It was said in Tiree the Green Island was attached to itself, as Roca Barra was to Barra. There was even a popular saying, that it was mentioned in the charters of the Island. The following will suffice as specimens of the tales told of it and Roca Barra:

A stranger came to Mull and asked to be ferried across to the Green Island. The boatmen said they did not know where that place was. He said it was near Tiree, and he himself would guide them to it. On arriving at the place, he took them up to his house for refreshments. The only person in was an old woman, who was busy eating. In reply to the inquiries of the man, with whom the boatmen had come, she said her appetite was failing, but she could still take ‘seven little cod, and seven large cod, one from off the embers, a drink of juice and three bannocks.’ The Mullmen were seen safe on board this boat, and when they looked about, after setting sail, no island was to be seen, nor has the Green Island been seen since…

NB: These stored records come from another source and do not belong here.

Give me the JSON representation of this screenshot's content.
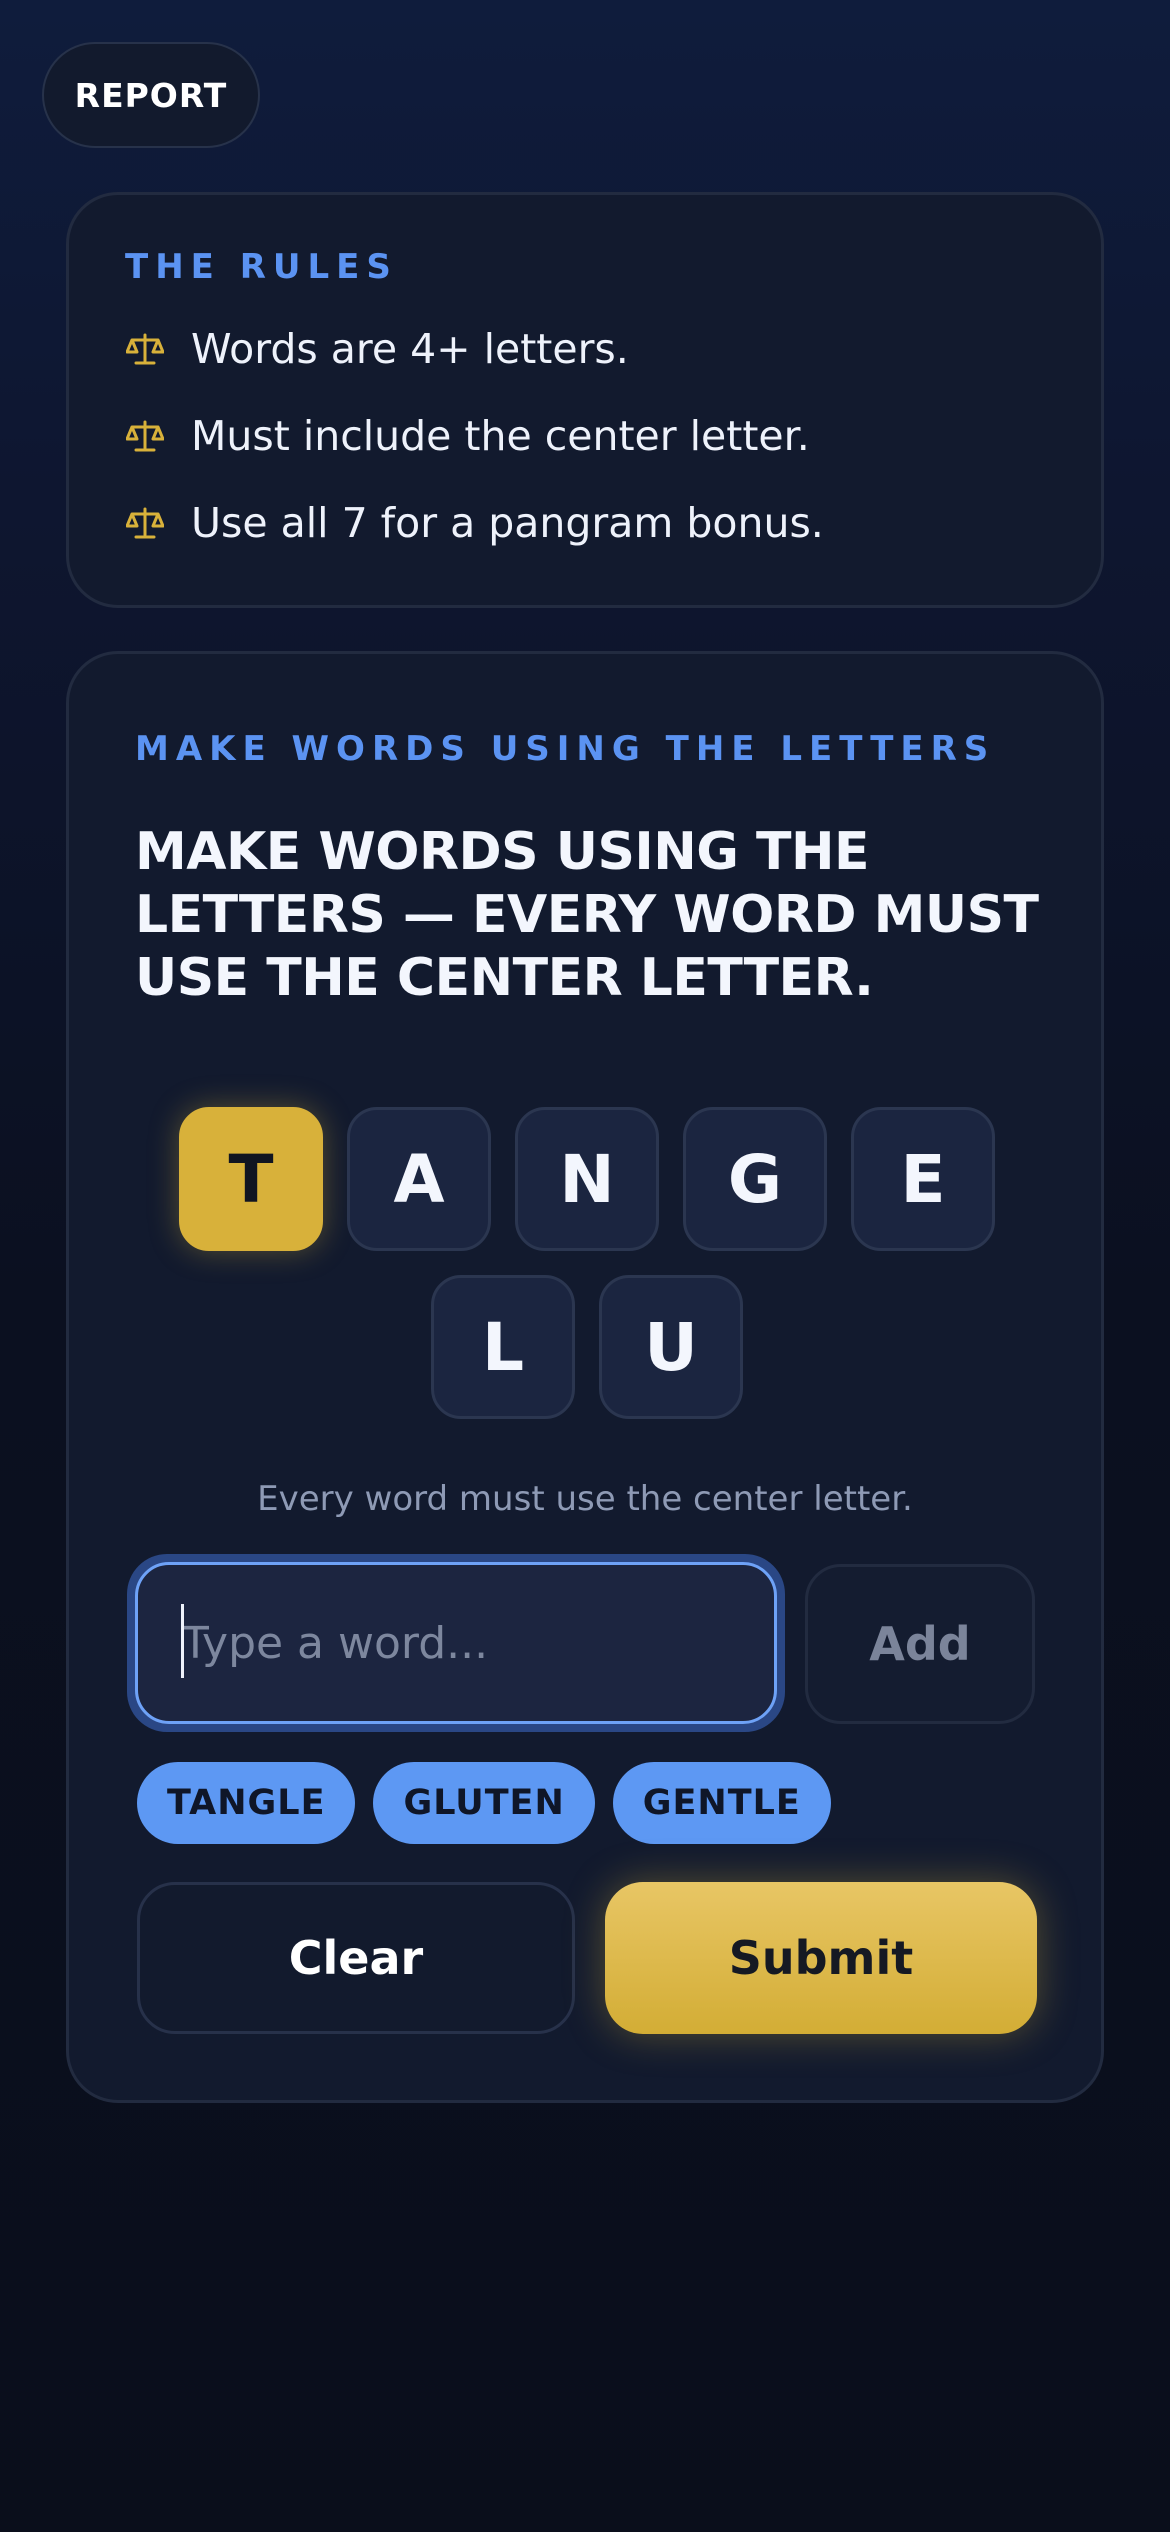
{
  "header": {
    "report_label": "REPORT"
  },
  "rules": {
    "heading": "THE RULES",
    "bullet_icon": "scales-icon",
    "bullet_color": "#d8b13a",
    "items": [
      "Words are 4+ letters.",
      "Must include the center letter.",
      "Use all 7 for a pangram bonus."
    ]
  },
  "game": {
    "label": "MAKE WORDS USING THE LETTERS",
    "headline": "MAKE WORDS USING THE LETTERS — EVERY WORD MUST USE THE CENTER LETTER.",
    "center_letter": "T",
    "outer_letters": [
      "A",
      "N",
      "G",
      "E",
      "L",
      "U"
    ],
    "hint": "Every word must use the center letter.",
    "input": {
      "placeholder": "Type a word...",
      "value": ""
    },
    "add_label": "Add",
    "found_words": [
      "TANGLE",
      "GLUTEN",
      "GENTLE"
    ],
    "clear_label": "Clear",
    "submit_label": "Submit"
  },
  "colors": {
    "accent_blue": "#5b93f2",
    "accent_gold": "#d8b13a",
    "background": "#0b1020"
  }
}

…An old blind man asked to be taken out to fish on the banks to the north-west of the island. The fishers had previously met with little success. He said this was owing to their not finding the right place. After going a long distance, he asked them how they saw Tiree, and, not satisfied with their answers, made them row on. At last, when they said they saw Tiree like two islands, he told them to cast anchor and begin to fish. He asked for the first fish caught, and feeling it over with his hands said, they were not yet in the right place. Refreshed by the rest, the men rowed further out to sea until they could row no further. Again the same thing occurred, and thrice the anchor was cast and raised. Then the old asked if anything was in sight. The men said they saw an island. He told them to row towards it, and not to take their eyes off it until they landed. They did this, and on reaching jumped out and made fast the boat. The old man was left in charge, and the rest went up through the island. They fell in with no one, but an old woman in a solitary house. She had a creelful of potatoes (puntat’ air craoileig) before her, and was busy eating. She said never a word, and paid no attention to the intruders, but continued eating. When they returned to the boat, the old man asked them what they had seen. They told, and he said, ‘Aye, Big Sense has got her appetite yet.’ By his advice they made to return, and went into the boat, leaving the old man on the shore. They bent down to get ready the oars, and when they looked about again the island had disappeared, and the old man along with it. Neither have since been seen. Had the old man, or anything belonging to the island, been taken away, or had the men even kept their eyes upon it, the mysterious island would not have disappeared.

1  Others say ‘an domain dàmhair’ but can give no explanation of what dàmhair means.

2  It is quite true, that it takes longer to go out to the fishing banks on the west of the island than to return again, but the reason is, that the ‘set’ or swell of the sea is always from the west.

Extracts from The Green Island by John Gregorson Campbell, published in The Scottish Historical Review, Vol. 5, 1908.